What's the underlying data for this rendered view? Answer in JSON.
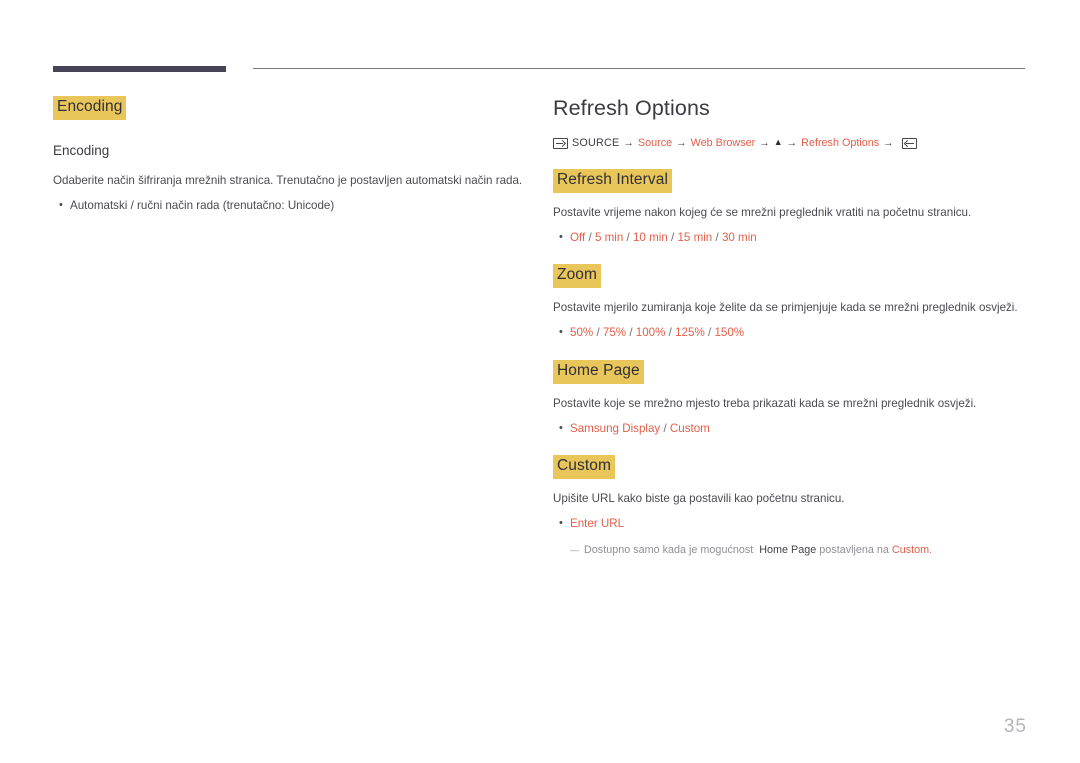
{
  "page": {
    "number": "35"
  },
  "left_column": {
    "section_heading": "Encoding",
    "sub_heading": "Encoding",
    "description": "Odaberite način šifriranja mrežnih stranica. Trenutačno je postavljen automatski način rada.",
    "bullets": [
      {
        "text": "Automatski / ručni način rada (trenutačno: Unicode)"
      }
    ]
  },
  "right_column": {
    "title": "Refresh Options",
    "breadcrumb": {
      "source_icon": "source-input-icon",
      "source_label": "SOURCE",
      "arrow": "→",
      "item1": "Source",
      "item2": "Web Browser",
      "triangle": "▲",
      "item3": "Refresh Options",
      "enter_icon": "enter-key-icon"
    },
    "sections": [
      {
        "heading": "Refresh Interval",
        "description": "Postavite vrijeme nakon kojeg će se mrežni preglednik vratiti na početnu stranicu.",
        "options": [
          "Off",
          "5 min",
          "10 min",
          "15 min",
          "30 min"
        ],
        "separator": "/"
      },
      {
        "heading": "Zoom",
        "description": "Postavite mjerilo zumiranja koje želite da se primjenjuje kada se mrežni preglednik osvježi.",
        "options": [
          "50%",
          "75%",
          "100%",
          "125%",
          "150%"
        ],
        "separator": "/"
      },
      {
        "heading": "Home Page",
        "description": "Postavite koje se mrežno mjesto treba prikazati kada se mrežni preglednik osvježi.",
        "options": [
          "Samsung Display",
          "Custom"
        ],
        "separator": "/"
      },
      {
        "heading": "Custom",
        "description": "Upišite URL kako biste ga postavili kao početnu stranicu.",
        "options": [
          "Enter URL"
        ],
        "separator": "/"
      }
    ],
    "note": {
      "prefix": "Dostupno samo kada je mogućnost",
      "emphasis1": "Home Page",
      "middle": "postavljena na",
      "emphasis2": "Custom",
      "suffix": "."
    }
  },
  "colors": {
    "highlight": "#e9c65a",
    "accent_orange": "#e2604a",
    "rule_dark": "#474458",
    "body_text": "#4a4a51",
    "note_gray": "#8f8f96",
    "page_number": "#b4b4bb"
  }
}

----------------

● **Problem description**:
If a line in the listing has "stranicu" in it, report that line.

● **Solution**:
        "description": "Postavite vrijeme nakon kojeg će se mrežni preglednik vratiti na početnu stranicu.",
        "description": "Upišite URL kako biste ga postavili kao početnu stranicu.",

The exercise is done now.